Your round-up of the stories that you should discuss at interview this week.
- European Union Law
Reported by Anna Flaherty
An update on the Brexit negotiations
Papers have been reporting that a Brussels official has said that Britain and the EU are “90 per cent” there in terms of how close we are towards a deal on Brexit. However, this is only the “first phase” of talks according to David Davis. Furthermore, May has faced attacks from the DUP, the Labour Party and from within her own party, due to the issue of the Northern Ireland border. Ireland’s European affairs minister has said that not enough progress has been made on the issue, with other Irish officials having said that there is “still a way to go”, meaning that talks may in fact be delayed for quite some time.
The issue arose when a draft agreement, concerning Ireland, was leaked to RTE. It suggested that Britain was agreeing to ensure “continued regulatory alignment” between northern and southern Ireland following Brexit. This in turn would affect the role of Europe’s highest court, and what influence it may have over laws in Northern Ireland. Part of the draft also included the option for Northern Ireland to diverge from the UK in certain regulatory areas. Irish officials in Dublin also now want confirmation from the UK government that there will not be a hard border (concerning customs checks) between Ireland and the UK.
As a result of these events, of which the DUP had had no previous knowledge, Theresa May is attempting to reach an agreement with DUP’s leader Arlene Foster over the phone in the forthcoming few days. The Labour Party have described Theresa May’s actions as an “embarrassment”.
- Commercial Law
Reported by Spencer Yap
FTSE bosses must now take into account average worker pay
High levels of director remuneration has been a highly debated topic following the 2008 financial crisis, especially when executive’s pay of listed companies are 160 times larger than that of an average worker. This sparked massive protests from shareholders of companies such as “AstraZeneca, the drugmaker, storage group Safestore and Burberry, the fashion label”. Oil giant BP came under criticisms earlier in the year and reduced their pay packages available to directors. Over the summer, the government has rolled out a series of corporate governance reform proposals, which includes disclosing the pay ratios of directors and other employees.
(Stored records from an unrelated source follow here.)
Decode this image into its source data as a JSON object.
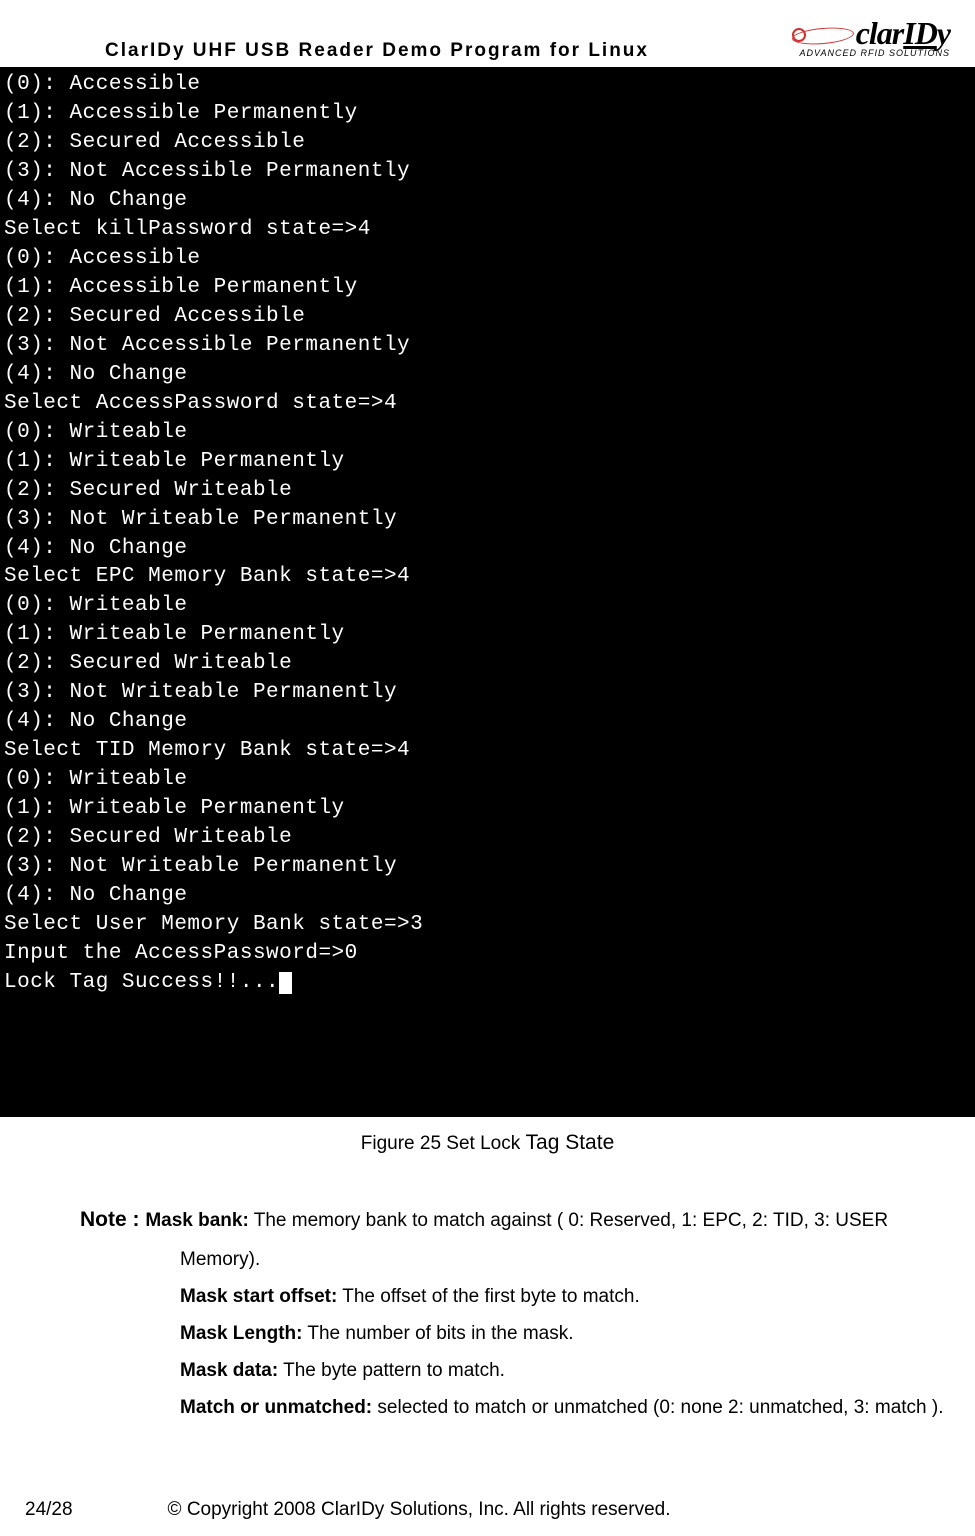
{
  "header": {
    "title": "ClarIDy UHF USB Reader Demo Program for Linux",
    "logo_text_1": "clar",
    "logo_text_2": "ID",
    "logo_text_3": "y",
    "logo_tag": "ADVANCED RFID SOLUTIONS"
  },
  "terminal": {
    "lines": [
      "(0): Accessible",
      "(1): Accessible Permanently",
      "(2): Secured Accessible",
      "(3): Not Accessible Permanently",
      "(4): No Change",
      "Select killPassword state=>4",
      "(0): Accessible",
      "(1): Accessible Permanently",
      "(2): Secured Accessible",
      "(3): Not Accessible Permanently",
      "(4): No Change",
      "Select AccessPassword state=>4",
      "(0): Writeable",
      "(1): Writeable Permanently",
      "(2): Secured Writeable",
      "(3): Not Writeable Permanently",
      "(4): No Change",
      "Select EPC Memory Bank state=>4",
      "(0): Writeable",
      "(1): Writeable Permanently",
      "(2): Secured Writeable",
      "(3): Not Writeable Permanently",
      "(4): No Change",
      "Select TID Memory Bank state=>4",
      "(0): Writeable",
      "(1): Writeable Permanently",
      "(2): Secured Writeable",
      "(3): Not Writeable Permanently",
      "(4): No Change",
      "Select User Memory Bank state=>3",
      "Input the AccessPassword=>0",
      "Lock Tag Success!!..."
    ]
  },
  "caption": {
    "prefix": "Figure 25 Set Lock ",
    "tag": "Tag State"
  },
  "notes": {
    "prefix": "Note : ",
    "items": [
      {
        "label": "Mask bank:",
        "text": " The memory bank to match against ( 0: Reserved, 1: EPC, 2: TID, 3: USER",
        "cont": "Memory)."
      },
      {
        "label": "Mask start offset:",
        "text": " The offset of the first byte to match."
      },
      {
        "label": "Mask Length:",
        "text": " The number of bits in the mask."
      },
      {
        "label": "Mask data:",
        "text": " The byte pattern to match."
      },
      {
        "label": "Match or unmatched:",
        "text": " selected to match or unmatched (0: none 2: unmatched, 3: match )."
      }
    ]
  },
  "footer": {
    "page": "24/28",
    "copyright": "© Copyright 2008 ClarIDy Solutions, Inc. All rights reserved."
  }
}
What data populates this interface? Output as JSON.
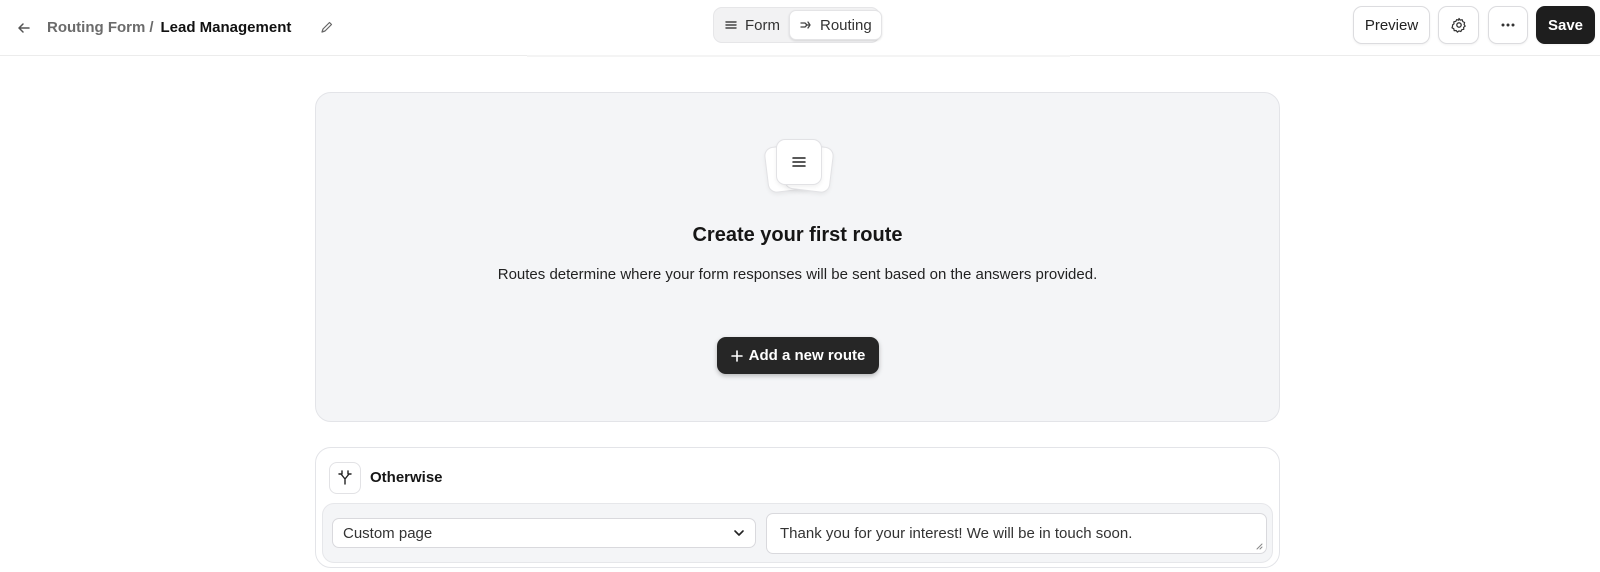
{
  "header": {
    "breadcrumb_parent": "Routing Form",
    "breadcrumb_separator": "/",
    "breadcrumb_current": "Lead Management",
    "tabs": [
      {
        "label": "Form",
        "icon": "list-icon",
        "active": false
      },
      {
        "label": "Routing",
        "icon": "routing-icon",
        "active": true
      }
    ],
    "preview_label": "Preview",
    "save_label": "Save"
  },
  "empty_state": {
    "title": "Create your first route",
    "description": "Routes determine where your form responses will be sent based on the answers provided.",
    "add_button_label": "Add a new route"
  },
  "otherwise": {
    "label": "Otherwise",
    "select_value": "Custom page",
    "message": "Thank you for your interest! We will be in touch soon."
  },
  "colors": {
    "primary_button": "#1e1e1e",
    "card_background": "#f4f5f7"
  }
}
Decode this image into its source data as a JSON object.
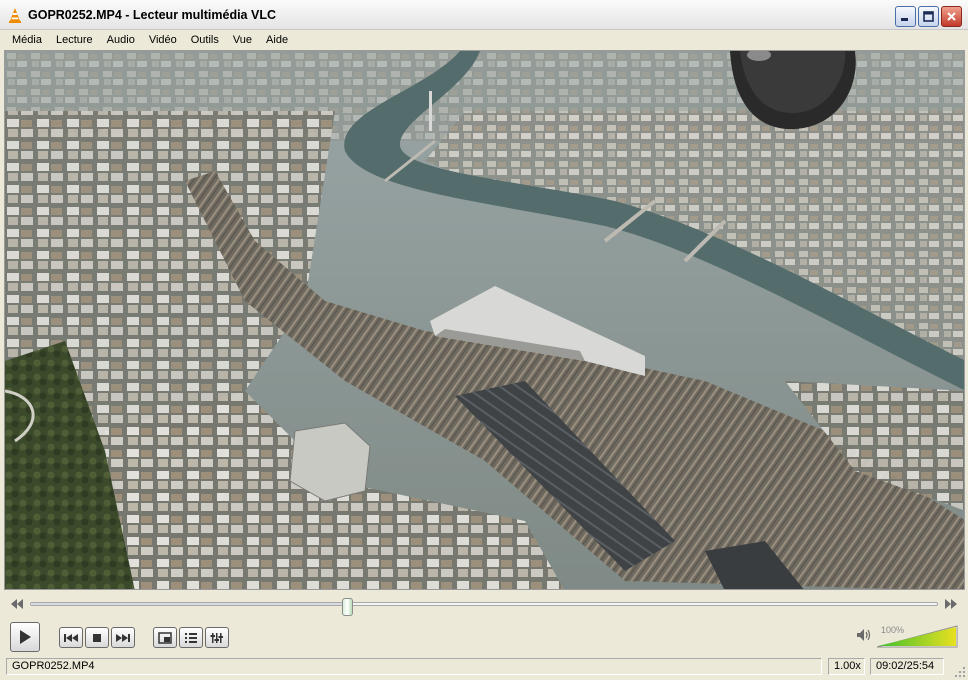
{
  "window": {
    "title": "GOPR0252.MP4 - Lecteur multimédia VLC",
    "icon": "vlc-cone-icon",
    "controls": [
      "minimize-icon",
      "maximize-icon",
      "close-icon"
    ]
  },
  "menu": {
    "items": [
      "Média",
      "Lecture",
      "Audio",
      "Vidéo",
      "Outils",
      "Vue",
      "Aide"
    ]
  },
  "video": {
    "content": "aerial-city-view-image"
  },
  "seek": {
    "position_fraction": 0.35,
    "icons": [
      "slower-icon",
      "faster-icon"
    ]
  },
  "controls": {
    "buttons": [
      "play-icon",
      "previous-icon",
      "stop-icon",
      "next-icon",
      "fullscreen-icon",
      "playlist-icon",
      "extended-settings-icon"
    ]
  },
  "volume": {
    "label": "100%",
    "level_fraction": 1.0,
    "icon": "speaker-icon"
  },
  "status": {
    "filename": "GOPR0252.MP4",
    "speed": "1.00x",
    "time": "09:02/25:54"
  },
  "colors": {
    "vlc_orange": "#f08a00",
    "close_red": "#c23a2a",
    "volume_green": "#3fbf2f",
    "volume_yellow": "#e8e020"
  }
}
Most recently, the Financial Reporting Council (FRC) is rumoured to be publishing a proposal on changing the current UK corporate governance code. This would require remuneration committees (committees which oversee the director’s remuneration) to show a correlation between executive pay and the workforce. The increase in responsibilities are said to “significantly widen” the obligation of those who sit on the remuneration board, which allows them to “exercise far greater discretion over executive pay than they currently do”. It is also expected that the proposals include a requirement for the chair of the remuneration committee to serve minimum 12 months on the remuneration committee, before taking up the post.
Sky News reports that the plans would “reflect growing pressure from ministers for the private sector to show greater restraint at a time when the pay packets of many workers continue to stagnate amid rising inflation”. One insider said that: “the reference to wider work forces was crucial because of the growing use of contractors by some blue-chip businesses.”
Read more here.
- Criminal Law
Reported by Paige Waters
Senior police officer granted funds to defend manslaughter charges
David Duckenfield, a former senior police officer is facing charges of gross negligence manslaughter. This is following the Hillsborough disaster where Duckenfield was the match commander. The Hillsborough disaster happened on 15th April 1989 where ninety-six Liverpool fans were crushed to death.
A judge at Preston crown court, Mr Justice William Davis, has made an order to allow Mr. Duckenfield to be able to qualify for legal representation at high court proceedings which will take place next year. This decision was made after Mr Justice William Davis heard from a lawyer, acting on Duckenfield’s behalf free of charge, that there was no funding to oppose a Crown Prosecution Service application for a stay on prosecution to be lifted.
Duckenfield, 73, faces 95 counts of gross negligence manslaughter. However, he can not be charged formally pending the outcome of the high court proceedings.
Duckenfield is not only the only one facing charges for gross negligence manslaughter; in total there are six people who are facing charges. The future trials have been scheduled to be held at Preston Crown Court.
The defendants are yet to enter pleas but they have indicated that they intend to plead not guilty.
Read more here.